Caroline Kisko, Secretary of the Kennel Club, told us: ‘The Kennel Club is pleased to be able to respond to the requests of Border Collie owners by introducing a Test which will help to ensure the breed’s herding instincts continue to be valued.’

Norman Lorton, Chief Executive of the International Sheep Dog Society, commented: ‘The International Sheep Dog Society welcomes the introduction of the revised Kennel Club Herding Test for Border Collies that are to demonstrate their sheepdog skills. Maintaining the innate behaviour that make this dog what it is - the most intelligent and capable worker in the dog world - is most commendable, and owners and dogs will have enormous fun doing it!’

Revisions

Between five and ten sheep will be used in each test; cattle will not be used for the Herding Test. The Outrun and Bring/Fetch distance will be approximately 140 metres, and the Drive distance approximately 50 metres (the equivalents in the Working Test were 200 metres and 100 metres).
There will be exemptions from the Herding Test for dogs qualified for entry in International or National Trials affiliated to the ISDS; dogs placed in the first six in an Open Sheepdog Trial affiliated to the ISDS, where a minimum of 25 dogs had competed; or dogs placed in the first three in any Nursery or Novice Trial affiliated to the ISDS, where a minimum of 12 dogs had competed.

Dogs will be required to pass each section of the test and to pass overall. A pass mark will not be used, but a description of each section will be prepared by the approved judges, detailing what is necessary and what the minimum requirement will be to pass.

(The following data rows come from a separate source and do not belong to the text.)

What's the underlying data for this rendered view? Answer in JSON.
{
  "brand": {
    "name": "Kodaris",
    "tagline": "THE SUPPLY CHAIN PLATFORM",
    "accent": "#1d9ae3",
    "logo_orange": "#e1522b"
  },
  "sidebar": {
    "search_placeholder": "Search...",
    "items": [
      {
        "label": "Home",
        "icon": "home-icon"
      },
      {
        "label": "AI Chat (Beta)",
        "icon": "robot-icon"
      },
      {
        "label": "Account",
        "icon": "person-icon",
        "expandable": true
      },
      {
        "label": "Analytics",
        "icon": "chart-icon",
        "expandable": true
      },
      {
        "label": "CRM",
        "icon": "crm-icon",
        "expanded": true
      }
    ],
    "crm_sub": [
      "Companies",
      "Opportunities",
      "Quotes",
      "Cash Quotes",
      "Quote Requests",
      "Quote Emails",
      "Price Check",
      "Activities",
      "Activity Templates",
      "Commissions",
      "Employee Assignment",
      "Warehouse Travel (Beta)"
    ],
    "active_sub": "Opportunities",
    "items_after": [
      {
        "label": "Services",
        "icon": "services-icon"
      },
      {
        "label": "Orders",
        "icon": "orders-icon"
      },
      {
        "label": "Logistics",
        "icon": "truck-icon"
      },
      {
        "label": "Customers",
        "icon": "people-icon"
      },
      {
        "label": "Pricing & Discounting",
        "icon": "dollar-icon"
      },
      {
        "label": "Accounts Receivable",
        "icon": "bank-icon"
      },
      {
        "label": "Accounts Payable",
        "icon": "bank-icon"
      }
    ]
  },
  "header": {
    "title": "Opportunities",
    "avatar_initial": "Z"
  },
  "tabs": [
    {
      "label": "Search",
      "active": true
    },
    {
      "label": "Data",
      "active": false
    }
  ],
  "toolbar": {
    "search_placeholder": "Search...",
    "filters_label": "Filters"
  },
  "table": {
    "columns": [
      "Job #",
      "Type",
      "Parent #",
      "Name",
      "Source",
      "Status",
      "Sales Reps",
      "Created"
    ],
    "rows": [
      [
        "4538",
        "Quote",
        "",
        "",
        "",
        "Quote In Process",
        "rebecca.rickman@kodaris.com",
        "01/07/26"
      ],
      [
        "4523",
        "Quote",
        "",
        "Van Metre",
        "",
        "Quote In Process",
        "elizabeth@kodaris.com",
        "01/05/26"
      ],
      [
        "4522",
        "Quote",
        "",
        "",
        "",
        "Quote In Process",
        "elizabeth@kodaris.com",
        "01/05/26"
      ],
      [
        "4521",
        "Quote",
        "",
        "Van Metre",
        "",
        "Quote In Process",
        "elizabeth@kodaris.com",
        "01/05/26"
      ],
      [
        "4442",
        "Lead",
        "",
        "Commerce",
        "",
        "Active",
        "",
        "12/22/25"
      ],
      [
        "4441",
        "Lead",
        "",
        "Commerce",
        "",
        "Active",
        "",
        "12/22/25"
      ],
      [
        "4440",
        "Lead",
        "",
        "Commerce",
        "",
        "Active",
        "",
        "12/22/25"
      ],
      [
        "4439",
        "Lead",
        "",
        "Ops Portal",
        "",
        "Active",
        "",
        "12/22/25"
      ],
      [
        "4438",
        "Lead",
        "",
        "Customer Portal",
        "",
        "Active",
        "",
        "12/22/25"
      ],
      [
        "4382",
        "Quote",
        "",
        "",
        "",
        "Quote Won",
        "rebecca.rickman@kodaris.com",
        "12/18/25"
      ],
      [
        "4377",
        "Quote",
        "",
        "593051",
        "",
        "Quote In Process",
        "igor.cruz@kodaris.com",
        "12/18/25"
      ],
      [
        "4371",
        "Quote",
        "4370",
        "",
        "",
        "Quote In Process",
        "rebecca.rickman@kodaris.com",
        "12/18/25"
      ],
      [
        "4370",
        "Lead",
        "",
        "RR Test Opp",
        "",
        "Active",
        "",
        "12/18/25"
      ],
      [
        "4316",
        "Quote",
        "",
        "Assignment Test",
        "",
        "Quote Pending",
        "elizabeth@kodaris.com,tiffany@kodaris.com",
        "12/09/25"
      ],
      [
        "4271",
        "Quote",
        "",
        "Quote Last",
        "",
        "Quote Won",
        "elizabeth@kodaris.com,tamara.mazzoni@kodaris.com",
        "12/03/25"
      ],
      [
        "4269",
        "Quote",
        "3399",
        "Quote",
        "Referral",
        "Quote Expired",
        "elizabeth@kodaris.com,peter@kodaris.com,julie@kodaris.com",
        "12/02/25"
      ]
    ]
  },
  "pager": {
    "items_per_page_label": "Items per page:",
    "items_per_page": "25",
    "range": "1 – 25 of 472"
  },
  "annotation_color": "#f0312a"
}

There will be no limit on the number of times a dog may take the test, although it may only take one test on one day. Dogs may be handled by anyone, not necessarily the owner, as it is the dog’s herding ability which is being tested.

Applications for the Herding Test can be made immediately to the Kennel Club (forms available from Zoe Tharmasingam, Tel: 0870 606 6750 Ext 313). It is planned that tests will be held between June and October, staged by the breed clubs. Owners will apply to the Kennel Club, normally between January and April, with an application fee of £25. Once the applications have been received, a test day or days will be arranged following liaison with the breed club nearest to the majority of owners. Breed clubs will be also be free to arrange their own test date and advertise it beforehand, with the applications still being submitted to the Kennel Club.